- Comfort in heat or cold. Composite toes don’t transmit much heat or cold, which is fantastic when you’re working in extreme temps and want your feet to stay cooler or warmer.
- Lightweight. You won’t be dragging your feet because you won’t have the extra weight that steel toes pack on.
- Zero electrical conductivity. No matter what, the materials in composite boots won’t conduct dangerous electricity levels from the ground to your body.
Steel Toe vs Composite Toe: Which is Best for You?
Use composite toe boots if:
- You’re on your feet for hours at a time and want something lightweight
- You don’t have to pick up large, heavy objects very often (or be around while they’re hoisted in the air)
- You work in more extreme temperatures and don’t want your feet to get burning hot or freezing cold
- You’re around electrical hazards and want to ensure your shoes can never conduct electricity
Use steel toe boots if:
- You’re constantly around heavy machinery that could roll onto your foot and crush it
- You lift heavy objects (or are around when they get hoisted in the air) that could drop onto your foot and do some serious damage
- You’re price-sensitive and want a safe boot that’s easier to find

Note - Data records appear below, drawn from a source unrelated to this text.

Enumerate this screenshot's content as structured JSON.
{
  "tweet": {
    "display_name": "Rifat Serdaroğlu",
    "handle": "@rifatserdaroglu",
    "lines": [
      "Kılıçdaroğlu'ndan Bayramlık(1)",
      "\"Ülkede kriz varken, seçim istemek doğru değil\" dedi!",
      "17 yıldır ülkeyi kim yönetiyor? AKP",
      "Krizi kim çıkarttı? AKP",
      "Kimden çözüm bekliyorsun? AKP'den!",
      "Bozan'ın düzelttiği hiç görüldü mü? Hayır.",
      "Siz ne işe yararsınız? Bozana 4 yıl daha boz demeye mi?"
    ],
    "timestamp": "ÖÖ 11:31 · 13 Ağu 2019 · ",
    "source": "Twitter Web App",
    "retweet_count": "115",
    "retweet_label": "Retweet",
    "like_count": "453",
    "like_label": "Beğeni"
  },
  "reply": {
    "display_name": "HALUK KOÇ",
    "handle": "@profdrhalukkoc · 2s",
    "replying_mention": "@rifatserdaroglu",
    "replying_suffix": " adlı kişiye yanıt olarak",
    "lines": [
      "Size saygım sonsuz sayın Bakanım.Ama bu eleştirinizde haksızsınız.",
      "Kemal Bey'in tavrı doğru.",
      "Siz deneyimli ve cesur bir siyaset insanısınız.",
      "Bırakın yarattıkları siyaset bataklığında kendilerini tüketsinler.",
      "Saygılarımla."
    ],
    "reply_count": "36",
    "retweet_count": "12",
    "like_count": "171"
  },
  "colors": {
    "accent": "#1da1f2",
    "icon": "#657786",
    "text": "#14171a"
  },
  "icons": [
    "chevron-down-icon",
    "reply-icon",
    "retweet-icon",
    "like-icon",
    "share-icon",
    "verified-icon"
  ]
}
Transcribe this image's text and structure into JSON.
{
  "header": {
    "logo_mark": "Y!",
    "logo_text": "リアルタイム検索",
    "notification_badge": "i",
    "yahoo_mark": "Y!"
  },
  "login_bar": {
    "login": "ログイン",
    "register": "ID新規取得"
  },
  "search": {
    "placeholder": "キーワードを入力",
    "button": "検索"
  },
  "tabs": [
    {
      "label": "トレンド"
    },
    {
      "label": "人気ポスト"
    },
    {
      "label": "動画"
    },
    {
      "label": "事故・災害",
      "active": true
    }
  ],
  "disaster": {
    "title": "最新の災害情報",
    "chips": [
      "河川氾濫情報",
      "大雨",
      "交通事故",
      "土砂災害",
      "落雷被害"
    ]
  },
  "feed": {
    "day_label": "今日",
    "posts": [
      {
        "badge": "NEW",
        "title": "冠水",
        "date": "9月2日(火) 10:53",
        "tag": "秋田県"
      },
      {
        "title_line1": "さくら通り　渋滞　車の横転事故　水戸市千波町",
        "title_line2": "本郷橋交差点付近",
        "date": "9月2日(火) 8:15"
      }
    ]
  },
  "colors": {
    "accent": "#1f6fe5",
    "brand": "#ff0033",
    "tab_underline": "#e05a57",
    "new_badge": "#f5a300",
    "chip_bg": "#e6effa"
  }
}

If you have the choice, I say go with the composite toe. They supply comfort and insulation you won’t get with steel toe boots.
How do you break in composite toe boots?
Walk around your house and yard for 15-20 minutes a day. This will help stretch and loosen your composite toe boots. Wear thick socks while you’re walking, as the extra materials will stretch out the boot. Also, bend the midsole of your boot back and forth and step on the heel to relax stiff areas.
Is soft toe the same as composite toe?
Soft toes are not the same as composite toes. They’re designed strictly for comfort, not to protect your foot from impact or compression. The toe of a soft toe boot is created from the same material as the upper sole, such as leather or nylon.
What is the lightest safety toe material?
Carbon nanofiber is the lightest safety toe material. It can weigh up to 50% less than steel and 40% less than other composite materials. If you can’t find a carbon nanofiber safety toe cap, carbon is the next lightest option at only .22-.50 pounds.